[Excerpts from an interface dataset]
··········

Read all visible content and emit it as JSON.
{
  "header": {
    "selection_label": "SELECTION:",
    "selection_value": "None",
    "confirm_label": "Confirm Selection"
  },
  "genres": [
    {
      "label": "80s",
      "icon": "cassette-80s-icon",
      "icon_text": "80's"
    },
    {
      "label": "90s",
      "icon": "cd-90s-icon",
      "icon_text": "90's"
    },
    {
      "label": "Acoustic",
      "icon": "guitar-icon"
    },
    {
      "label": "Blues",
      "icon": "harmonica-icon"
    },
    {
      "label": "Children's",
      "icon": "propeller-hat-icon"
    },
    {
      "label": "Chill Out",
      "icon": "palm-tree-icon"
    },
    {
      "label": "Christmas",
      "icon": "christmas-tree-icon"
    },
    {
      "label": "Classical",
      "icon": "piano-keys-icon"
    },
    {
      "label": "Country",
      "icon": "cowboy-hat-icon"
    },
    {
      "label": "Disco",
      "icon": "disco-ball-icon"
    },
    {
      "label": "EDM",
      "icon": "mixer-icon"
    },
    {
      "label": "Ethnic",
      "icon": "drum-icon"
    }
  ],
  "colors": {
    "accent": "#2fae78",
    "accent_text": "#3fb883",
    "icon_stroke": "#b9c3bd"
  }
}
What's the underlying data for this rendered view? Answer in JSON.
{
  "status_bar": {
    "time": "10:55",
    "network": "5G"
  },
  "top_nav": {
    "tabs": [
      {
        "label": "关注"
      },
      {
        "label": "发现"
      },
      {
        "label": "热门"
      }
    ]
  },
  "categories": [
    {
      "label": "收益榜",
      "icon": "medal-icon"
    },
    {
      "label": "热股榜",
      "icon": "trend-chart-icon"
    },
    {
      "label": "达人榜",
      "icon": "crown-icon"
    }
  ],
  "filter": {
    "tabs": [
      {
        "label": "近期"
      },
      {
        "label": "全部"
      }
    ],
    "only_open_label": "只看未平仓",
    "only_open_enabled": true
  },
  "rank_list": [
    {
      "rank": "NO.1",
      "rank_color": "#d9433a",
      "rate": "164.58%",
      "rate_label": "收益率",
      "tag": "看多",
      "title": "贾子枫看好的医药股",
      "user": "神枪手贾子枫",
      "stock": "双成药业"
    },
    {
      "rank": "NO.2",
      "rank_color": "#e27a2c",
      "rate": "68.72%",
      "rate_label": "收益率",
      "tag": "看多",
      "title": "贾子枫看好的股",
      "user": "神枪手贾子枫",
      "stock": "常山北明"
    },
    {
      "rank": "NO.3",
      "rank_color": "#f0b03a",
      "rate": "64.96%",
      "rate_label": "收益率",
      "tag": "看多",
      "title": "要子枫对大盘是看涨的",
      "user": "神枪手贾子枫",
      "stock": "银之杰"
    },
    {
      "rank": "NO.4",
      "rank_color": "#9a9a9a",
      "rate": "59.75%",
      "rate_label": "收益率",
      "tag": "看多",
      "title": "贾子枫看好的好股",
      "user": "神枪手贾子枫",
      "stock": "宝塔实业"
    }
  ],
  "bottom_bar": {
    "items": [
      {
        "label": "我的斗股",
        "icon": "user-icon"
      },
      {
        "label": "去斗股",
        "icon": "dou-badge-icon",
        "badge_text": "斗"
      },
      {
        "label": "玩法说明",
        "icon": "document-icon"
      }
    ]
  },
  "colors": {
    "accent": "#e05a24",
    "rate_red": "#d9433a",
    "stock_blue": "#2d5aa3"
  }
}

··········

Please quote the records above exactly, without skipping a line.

Read all visible content and emit it as JSON.
{
  "header": {
    "selection_label": "SELECTION:",
    "selection_value": "None",
    "confirm_label": "Confirm Selection"
  },
  "genres": [
    {
      "label": "80s",
      "icon": "cassette-80s-icon",
      "icon_text": "80's"
    },
    {
      "label": "90s",
      "icon": "cd-90s-icon",
      "icon_text": "90's"
    },
    {
      "label": "Acoustic",
      "icon": "guitar-icon"
    },
    {
      "label": "Blues",
      "icon": "harmonica-icon"
    },
    {
      "label": "Children's",
      "icon": "propeller-hat-icon"
    },
    {
      "label": "Chill Out",
      "icon": "palm-tree-icon"
    },
    {
      "label": "Christmas",
      "icon": "christmas-tree-icon"
    },
    {
      "label": "Classical",
      "icon": "piano-keys-icon"
    },
    {
      "label": "Country",
      "icon": "cowboy-hat-icon"
    },
    {
      "label": "Disco",
      "icon": "disco-ball-icon"
    },
    {
      "label": "EDM",
      "icon": "mixer-icon"
    },
    {
      "label": "Ethnic",
      "icon": "drum-icon"
    }
  ],
  "colors": {
    "accent": "#2fae78",
    "accent_text": "#3fb883",
    "icon_stroke": "#b9c3bd"
  }
}
What's the underlying data for this rendered view? Answer in JSON.
{
  "status_bar": {
    "time": "10:55",
    "network": "5G"
  },
  "top_nav": {
    "tabs": [
      {
        "label": "关注"
      },
      {
        "label": "发现"
      },
      {
        "label": "热门"
      }
    ]
  },
  "categories": [
    {
      "label": "收益榜",
      "icon": "medal-icon"
    },
    {
      "label": "热股榜",
      "icon": "trend-chart-icon"
    },
    {
      "label": "达人榜",
      "icon": "crown-icon"
    }
  ],
  "filter": {
    "tabs": [
      {
        "label": "近期"
      },
      {
        "label": "全部"
      }
    ],
    "only_open_label": "只看未平仓",
    "only_open_enabled": true
  },
  "rank_list": [
    {
      "rank": "NO.1",
      "rank_color": "#d9433a",
      "rate": "164.58%",
      "rate_label": "收益率",
      "tag": "看多",
      "title": "贾子枫看好的医药股",
      "user": "神枪手贾子枫",
      "stock": "双成药业"
    },
    {
      "rank": "NO.2",
      "rank_color": "#e27a2c",
      "rate": "68.72%",
      "rate_label": "收益率",
      "tag": "看多",
      "title": "贾子枫看好的股",
      "user": "神枪手贾子枫",
      "stock": "常山北明"
    },
    {
      "rank": "NO.3",
      "rank_color": "#f0b03a",
      "rate": "64.96%",
      "rate_label": "收益率",
      "tag": "看多",
      "title": "要子枫对大盘是看涨的",
      "user": "神枪手贾子枫",
      "stock": "银之杰"
    },
    {
      "rank": "NO.4",
      "rank_color": "#9a9a9a",
      "rate": "59.75%",
      "rate_label": "收益率",
      "tag": "看多",
      "title": "贾子枫看好的好股",
      "user": "神枪手贾子枫",
      "stock": "宝塔实业"
    }
  ],
  "bottom_bar": {
    "items": [
      {
        "label": "我的斗股",
        "icon": "user-icon"
      },
      {
        "label": "去斗股",
        "icon": "dou-badge-icon",
        "badge_text": "斗"
      },
      {
        "label": "玩法说明",
        "icon": "document-icon"
      }
    ]
  },
  "colors": {
    "accent": "#e05a24",
    "rate_red": "#d9433a",
    "stock_blue": "#2d5aa3"
  }
}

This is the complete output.